### App and web page records
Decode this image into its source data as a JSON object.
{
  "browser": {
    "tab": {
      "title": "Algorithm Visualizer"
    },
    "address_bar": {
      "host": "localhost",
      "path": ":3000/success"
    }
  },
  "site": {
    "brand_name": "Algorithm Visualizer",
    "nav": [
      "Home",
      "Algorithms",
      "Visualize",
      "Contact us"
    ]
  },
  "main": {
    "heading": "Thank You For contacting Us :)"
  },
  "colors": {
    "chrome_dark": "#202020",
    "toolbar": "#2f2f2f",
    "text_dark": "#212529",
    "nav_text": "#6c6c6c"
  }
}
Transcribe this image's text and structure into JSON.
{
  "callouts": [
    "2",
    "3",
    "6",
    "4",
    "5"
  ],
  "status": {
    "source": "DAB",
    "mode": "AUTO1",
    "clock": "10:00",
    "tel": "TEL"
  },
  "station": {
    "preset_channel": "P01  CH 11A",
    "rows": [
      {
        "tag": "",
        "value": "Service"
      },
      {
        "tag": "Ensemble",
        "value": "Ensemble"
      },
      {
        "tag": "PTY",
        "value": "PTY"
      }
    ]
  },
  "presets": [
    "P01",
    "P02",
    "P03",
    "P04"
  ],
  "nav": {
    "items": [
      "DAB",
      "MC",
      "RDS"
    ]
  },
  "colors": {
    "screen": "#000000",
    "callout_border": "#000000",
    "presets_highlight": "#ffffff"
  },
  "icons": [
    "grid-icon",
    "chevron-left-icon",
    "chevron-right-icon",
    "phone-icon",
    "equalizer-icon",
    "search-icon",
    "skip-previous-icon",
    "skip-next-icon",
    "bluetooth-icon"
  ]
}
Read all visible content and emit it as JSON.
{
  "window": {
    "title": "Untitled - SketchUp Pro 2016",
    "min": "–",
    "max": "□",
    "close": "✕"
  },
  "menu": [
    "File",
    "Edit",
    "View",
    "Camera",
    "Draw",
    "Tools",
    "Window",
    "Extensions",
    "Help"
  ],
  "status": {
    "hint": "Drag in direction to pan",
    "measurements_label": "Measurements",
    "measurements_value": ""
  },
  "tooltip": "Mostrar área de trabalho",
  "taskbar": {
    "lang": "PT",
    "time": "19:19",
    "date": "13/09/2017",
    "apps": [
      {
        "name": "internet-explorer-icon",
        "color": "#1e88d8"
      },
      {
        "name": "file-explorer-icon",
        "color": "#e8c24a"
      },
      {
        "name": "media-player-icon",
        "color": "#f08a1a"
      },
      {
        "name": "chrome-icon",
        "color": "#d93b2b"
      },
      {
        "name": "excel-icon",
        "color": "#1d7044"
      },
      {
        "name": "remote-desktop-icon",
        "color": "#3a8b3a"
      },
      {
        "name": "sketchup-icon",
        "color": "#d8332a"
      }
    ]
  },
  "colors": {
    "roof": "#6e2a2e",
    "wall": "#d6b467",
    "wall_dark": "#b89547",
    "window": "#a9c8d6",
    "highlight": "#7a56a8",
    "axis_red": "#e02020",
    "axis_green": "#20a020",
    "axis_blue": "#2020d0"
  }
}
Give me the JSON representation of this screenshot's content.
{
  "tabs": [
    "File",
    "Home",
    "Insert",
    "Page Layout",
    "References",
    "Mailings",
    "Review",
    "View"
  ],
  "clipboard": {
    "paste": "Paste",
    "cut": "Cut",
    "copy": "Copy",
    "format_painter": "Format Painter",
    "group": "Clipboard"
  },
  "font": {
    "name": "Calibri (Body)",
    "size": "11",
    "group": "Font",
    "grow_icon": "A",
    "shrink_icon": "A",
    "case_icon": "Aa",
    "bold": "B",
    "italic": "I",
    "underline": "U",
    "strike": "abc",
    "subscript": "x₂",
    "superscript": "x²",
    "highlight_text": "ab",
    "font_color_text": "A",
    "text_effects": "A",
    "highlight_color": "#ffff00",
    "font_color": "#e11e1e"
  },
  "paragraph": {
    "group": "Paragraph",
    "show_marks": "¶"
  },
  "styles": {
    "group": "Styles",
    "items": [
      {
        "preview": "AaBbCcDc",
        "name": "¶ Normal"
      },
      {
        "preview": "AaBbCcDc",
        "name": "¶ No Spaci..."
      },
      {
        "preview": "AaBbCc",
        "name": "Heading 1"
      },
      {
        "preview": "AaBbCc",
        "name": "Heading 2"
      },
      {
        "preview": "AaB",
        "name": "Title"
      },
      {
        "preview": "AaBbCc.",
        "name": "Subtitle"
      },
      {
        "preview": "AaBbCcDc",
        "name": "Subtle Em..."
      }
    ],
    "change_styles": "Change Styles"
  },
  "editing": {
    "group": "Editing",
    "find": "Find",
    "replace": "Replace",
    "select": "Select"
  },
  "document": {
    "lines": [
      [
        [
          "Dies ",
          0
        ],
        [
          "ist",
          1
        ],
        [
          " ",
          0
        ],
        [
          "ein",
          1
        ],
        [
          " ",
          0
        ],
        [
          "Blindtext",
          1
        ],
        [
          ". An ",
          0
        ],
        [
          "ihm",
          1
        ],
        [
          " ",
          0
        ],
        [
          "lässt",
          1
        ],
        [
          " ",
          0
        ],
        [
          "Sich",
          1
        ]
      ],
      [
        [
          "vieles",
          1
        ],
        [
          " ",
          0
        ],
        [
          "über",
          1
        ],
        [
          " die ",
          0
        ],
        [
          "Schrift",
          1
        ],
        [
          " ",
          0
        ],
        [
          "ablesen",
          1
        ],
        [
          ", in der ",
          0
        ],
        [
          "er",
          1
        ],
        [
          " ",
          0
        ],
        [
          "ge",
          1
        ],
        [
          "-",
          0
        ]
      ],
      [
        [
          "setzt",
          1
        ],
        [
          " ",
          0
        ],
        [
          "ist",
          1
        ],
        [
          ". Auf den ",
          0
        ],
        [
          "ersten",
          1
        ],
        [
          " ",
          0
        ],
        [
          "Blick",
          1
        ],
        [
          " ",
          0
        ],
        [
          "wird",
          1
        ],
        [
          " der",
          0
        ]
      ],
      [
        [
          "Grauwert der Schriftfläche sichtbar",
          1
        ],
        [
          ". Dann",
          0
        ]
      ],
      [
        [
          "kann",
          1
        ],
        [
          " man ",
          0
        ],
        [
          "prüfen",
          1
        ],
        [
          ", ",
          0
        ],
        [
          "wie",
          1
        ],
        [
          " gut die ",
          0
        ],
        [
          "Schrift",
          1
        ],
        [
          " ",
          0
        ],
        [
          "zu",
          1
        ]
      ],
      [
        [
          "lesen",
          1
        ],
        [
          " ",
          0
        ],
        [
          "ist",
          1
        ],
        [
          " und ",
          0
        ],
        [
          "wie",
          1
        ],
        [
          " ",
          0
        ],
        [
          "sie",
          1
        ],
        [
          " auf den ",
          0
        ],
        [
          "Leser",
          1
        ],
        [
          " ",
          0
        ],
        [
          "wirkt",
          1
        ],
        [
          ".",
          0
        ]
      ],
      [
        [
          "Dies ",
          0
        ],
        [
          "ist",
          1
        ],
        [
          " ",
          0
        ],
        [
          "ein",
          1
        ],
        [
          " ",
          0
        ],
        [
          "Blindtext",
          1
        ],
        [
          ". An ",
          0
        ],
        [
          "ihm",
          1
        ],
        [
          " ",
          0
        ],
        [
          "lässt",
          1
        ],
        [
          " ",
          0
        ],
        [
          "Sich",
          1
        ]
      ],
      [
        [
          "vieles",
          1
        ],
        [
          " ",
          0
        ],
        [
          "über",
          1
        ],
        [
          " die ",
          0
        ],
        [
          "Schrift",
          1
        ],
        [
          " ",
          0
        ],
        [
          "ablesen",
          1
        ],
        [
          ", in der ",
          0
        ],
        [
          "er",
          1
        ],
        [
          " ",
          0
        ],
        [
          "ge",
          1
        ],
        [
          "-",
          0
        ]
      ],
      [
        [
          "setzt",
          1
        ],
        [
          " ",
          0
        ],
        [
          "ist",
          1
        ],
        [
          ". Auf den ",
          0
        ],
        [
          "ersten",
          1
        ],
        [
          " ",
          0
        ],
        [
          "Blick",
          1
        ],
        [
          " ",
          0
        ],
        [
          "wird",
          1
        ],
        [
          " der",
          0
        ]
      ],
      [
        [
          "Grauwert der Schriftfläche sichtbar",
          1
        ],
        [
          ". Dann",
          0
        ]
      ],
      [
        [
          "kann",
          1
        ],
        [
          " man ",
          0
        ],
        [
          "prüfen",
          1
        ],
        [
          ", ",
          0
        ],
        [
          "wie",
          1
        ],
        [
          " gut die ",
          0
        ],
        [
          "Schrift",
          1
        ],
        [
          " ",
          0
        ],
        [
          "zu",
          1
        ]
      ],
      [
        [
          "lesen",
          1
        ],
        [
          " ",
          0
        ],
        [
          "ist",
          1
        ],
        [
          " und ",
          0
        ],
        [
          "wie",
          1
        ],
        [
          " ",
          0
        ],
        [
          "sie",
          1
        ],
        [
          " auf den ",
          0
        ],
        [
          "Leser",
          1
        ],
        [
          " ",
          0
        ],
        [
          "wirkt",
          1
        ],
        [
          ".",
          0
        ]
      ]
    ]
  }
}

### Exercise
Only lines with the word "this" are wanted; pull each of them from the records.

### Response
Decode this image into its source data as a JSON object.
Transcribe this image's text and structure into JSON.
Give me the JSON representation of this screenshot's content.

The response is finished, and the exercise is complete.